For people of faith, who are overwhelmingly more conservative than liberal, the view is different. I do recognize there are plenty people of faith who are liberal. One could even argue that Mainstream Protestants now are more liberal than conservative. That does not change the fact that far more people of faith are conservative than are liberal. Understanding that Christians are not the only faith of consequence in the United States and not meaning to offend those of any other faith, let me take a minute to describe how the Christian worldview is so different than a secular worldview.
For Christians, the belief is that we cannot use reason alone to create a better world. We believe we are a broken people. Only by accepting grace that is unmerited, abundant and sufficient through faith do we have any chance of overcoming our brokenness. When we accept that grace, we are then obligated to reflect it in our every thought, word, and deed. Let it be said early and often that we fail miserably to do it right. However, when we do it right, for us, addressing the ills of the world is more than solving another problem. For us, it is part of Building God’s Kingdom on Earth.
My personal experience is that faith and reason can exist very comfortably. It is also my experience that many secularists, those who are dedicated to the scientific method as almost a religion unto itself, view faith as the enemy of reason.

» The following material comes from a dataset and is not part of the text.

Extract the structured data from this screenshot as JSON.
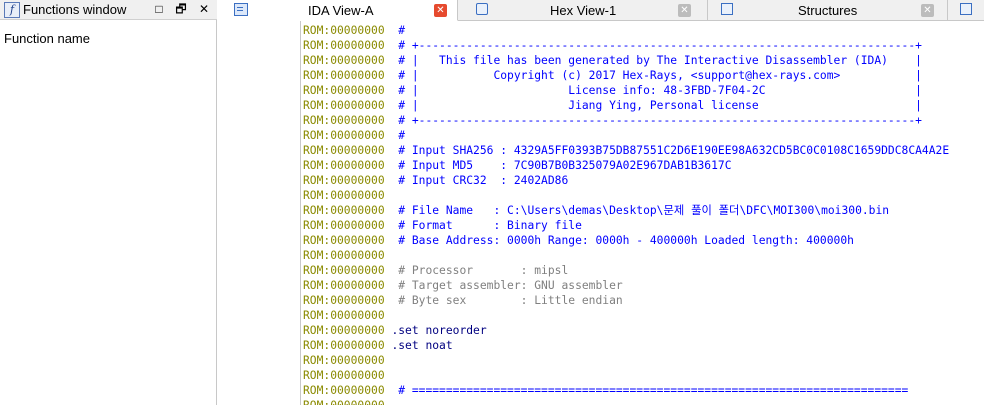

The bottom line is simple. There is a tremendous difference between people and groups who believe reducing human misery is simply solving another problem and those who believe it is an obligation associated with Building God’s Kingdom. That difference makes differences of strictly a political nature pale in comparison.
Nobody has to break their arms patting themselves on the back for whatever it is that is their worldview. Those of faith need to admit how often we have failed to meet our own standards or spent more time judging others. Those who feel reason alone can get us to where we need to be have to acknowledge what they claimed to be a solution to a problem often been just the opposite.
What would be nice is if those of faith and those adamant in their secularism would take a breath and recognize that so many of our differences begin with where we start.